Wouldn’t it feel great to have a six-mile run under your belt during your lunch hour? Maybe a dream for some, but reality for Colin Hall and Kim Stanley, coworkers who train for marathons during breaks at USPS International Service Center in New York City’s John F. Kennedy Airport.
Hall and Stanley ran in the November’s New York City Marathon—all 26.2 miles of it. They were motivated to complete the rigorous event after a coworker challenged them to participate.
Hall works as a mail handler with the International Surface Airlift. Stanley is a first-class foreign parcel euro sorter dispatcher clerk. Both are 28 year postal veterans and started running casually four years ago, logging miles with coworkers and in running clubs.

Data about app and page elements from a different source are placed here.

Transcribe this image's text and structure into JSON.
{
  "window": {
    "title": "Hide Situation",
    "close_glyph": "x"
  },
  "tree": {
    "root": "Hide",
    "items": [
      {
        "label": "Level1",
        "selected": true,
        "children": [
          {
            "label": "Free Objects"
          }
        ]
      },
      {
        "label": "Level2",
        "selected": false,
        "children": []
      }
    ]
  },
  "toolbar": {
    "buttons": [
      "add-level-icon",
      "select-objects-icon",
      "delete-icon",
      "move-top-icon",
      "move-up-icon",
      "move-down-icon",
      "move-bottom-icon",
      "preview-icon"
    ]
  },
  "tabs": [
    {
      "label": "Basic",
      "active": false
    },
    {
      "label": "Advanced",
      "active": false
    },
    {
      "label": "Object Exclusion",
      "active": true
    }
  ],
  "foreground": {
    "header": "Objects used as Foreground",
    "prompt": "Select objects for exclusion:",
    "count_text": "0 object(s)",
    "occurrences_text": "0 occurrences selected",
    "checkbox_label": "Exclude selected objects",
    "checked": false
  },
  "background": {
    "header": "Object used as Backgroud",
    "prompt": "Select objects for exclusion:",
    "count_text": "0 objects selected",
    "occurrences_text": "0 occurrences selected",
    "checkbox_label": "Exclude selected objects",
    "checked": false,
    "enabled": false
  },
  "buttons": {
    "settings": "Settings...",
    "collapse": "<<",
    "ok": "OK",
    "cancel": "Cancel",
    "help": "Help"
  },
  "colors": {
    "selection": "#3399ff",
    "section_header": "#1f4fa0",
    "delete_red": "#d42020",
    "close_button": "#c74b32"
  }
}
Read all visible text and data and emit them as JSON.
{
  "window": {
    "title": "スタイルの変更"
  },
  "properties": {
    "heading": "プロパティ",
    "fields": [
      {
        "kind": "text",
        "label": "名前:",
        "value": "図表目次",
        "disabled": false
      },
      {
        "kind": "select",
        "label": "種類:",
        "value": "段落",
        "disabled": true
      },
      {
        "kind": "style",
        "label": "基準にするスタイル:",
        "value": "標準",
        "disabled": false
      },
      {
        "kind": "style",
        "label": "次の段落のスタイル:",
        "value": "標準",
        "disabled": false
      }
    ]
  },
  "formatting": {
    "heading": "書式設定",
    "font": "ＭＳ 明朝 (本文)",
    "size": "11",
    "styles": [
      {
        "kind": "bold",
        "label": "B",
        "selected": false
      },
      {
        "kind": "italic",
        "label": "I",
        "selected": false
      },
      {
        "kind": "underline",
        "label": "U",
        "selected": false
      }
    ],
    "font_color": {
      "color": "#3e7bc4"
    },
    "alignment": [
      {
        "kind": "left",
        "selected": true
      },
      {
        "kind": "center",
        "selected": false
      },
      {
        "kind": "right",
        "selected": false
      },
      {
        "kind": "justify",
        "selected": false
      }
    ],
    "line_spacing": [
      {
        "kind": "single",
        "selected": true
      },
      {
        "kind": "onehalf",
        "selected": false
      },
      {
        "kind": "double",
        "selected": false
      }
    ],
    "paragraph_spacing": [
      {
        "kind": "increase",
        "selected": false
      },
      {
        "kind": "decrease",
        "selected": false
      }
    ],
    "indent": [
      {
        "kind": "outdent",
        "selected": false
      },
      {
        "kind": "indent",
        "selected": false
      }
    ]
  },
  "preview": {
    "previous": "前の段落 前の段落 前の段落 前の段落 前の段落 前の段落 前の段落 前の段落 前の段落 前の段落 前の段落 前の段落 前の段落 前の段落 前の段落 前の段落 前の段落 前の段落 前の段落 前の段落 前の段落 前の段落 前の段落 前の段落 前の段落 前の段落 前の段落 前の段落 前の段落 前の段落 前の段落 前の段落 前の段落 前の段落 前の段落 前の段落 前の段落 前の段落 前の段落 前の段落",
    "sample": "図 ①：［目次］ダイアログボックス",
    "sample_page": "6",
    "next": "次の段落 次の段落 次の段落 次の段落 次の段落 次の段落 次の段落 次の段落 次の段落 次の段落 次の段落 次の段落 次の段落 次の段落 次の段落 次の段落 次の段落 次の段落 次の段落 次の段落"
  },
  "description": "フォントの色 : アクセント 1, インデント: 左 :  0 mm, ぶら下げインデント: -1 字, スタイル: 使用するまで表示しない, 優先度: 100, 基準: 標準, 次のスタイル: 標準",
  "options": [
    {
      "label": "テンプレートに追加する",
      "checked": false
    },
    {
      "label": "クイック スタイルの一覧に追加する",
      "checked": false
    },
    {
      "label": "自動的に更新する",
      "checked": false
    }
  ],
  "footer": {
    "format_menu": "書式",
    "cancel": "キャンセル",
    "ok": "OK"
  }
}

Stanley grinds out six-mile runs each lunch hour. She leaves the weekends for longer runs of 10 miles or more. The scenery of New York City keeps Stanley going. “You just run at your own pace enjoying the sights,” she says.
Stanley attributes her success to staying motivated and intent on reaching her exercise and diet goals. And she takes her training seriously.
“I’m not a happy runner,” Stanley jokes, referring to her unsmiling face and focused demeanor while racing. The determination paid off: She cut 20 minutes from her best time, clocking in at 4 hours 39 minutes.
Hall trains with Stanley during the week and has learned the value of perseverance. “Finishing the race and not stopping was my only option,” he said. He completed this year’s marathon in 4 hours 54 minutes.
For Hall, the lessons he’s been taught through running can be applied to life. “Everybody’s capable of doing incredible things,” he says. “If your thought is ‘I can’ then you will.”
Authors: Elvenia E. J. Stafford and Denise Varano